Dancing often takes up more space in a hall than any other form of performance is likely to, so you will often need to make special arrangements to get the space you need, or else be able to adapt to smaller spaces. Be aware of this issue in picking patterned dances, to ensure that they can fit into a fairly small space. In performing dances meant to be done as a processional, there is a period way of coping when you run out of space down the center of the hall and need to turn around and go the other way. This step is called a conversion: at a time when the dance choreography calls for both dancers to be moving forward together, instead, the man will perform his steps backward while the woman continues forward; the couple pivoting around their center point to face the opposite direction.
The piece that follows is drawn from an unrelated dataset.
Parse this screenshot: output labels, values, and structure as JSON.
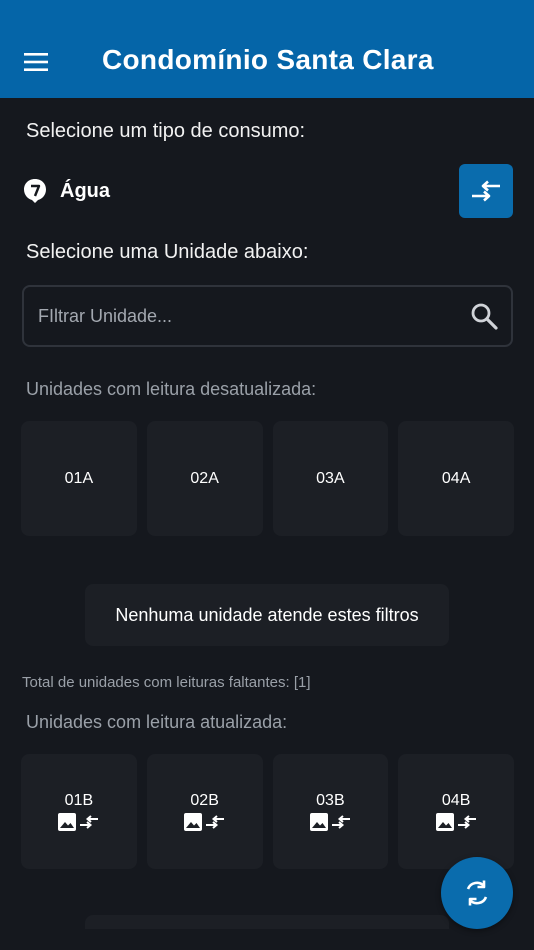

Another important thing to remember is that most of these dances weren't meant to cover a lot of ground - do not stride out energetically, but rather take small, delicate steps, emphasizing the other aspects of the dance rather than mere forward motion.
Some extra details can go a long ways toward making a dance into a performance. The most essential of these is the reverence: every dance should begin with first a reverence to the presence, and then to one's partner, and end with these honours as well. You can also add a little show with appropriate accessories: when asking a lady to dance, it is appropriate for the gentleman to first remove his gloves, pretend to kiss his hand, then take her hand and gently raise it to his lips, then replace his gloves. Also, the gentleman should remove his hat while reverencing. There are many more details on this etiquette in period dance manuals.
Also, if the dance choreography seems to call for certain theatrics, like the Jealousy in Geloxia, adding these in can make the dance more enjoyable to watch, although it's important they be subtle and not interfere with the feel of the dance itself. (Unless, of course, your goal is comedic farce...)
One final note: a performance is not merely the dance itself, but also the time from when the dance is announced till when it has completed and the performers have returned to their seats. People will be watching you throughout this time, so be aware of your appearance. Musicians may occasionally need to tune up on stage, but a dancer should be fully prepared: do warmups ahead of time, have the music cued up and taken care of, and everything else ready to go. Proper preparation and rehearsal can allow for a very stylish performance of the art of period dance.
Webbed by Gregory Blount of Isenfir (Greg Lindahl) (email@example.com)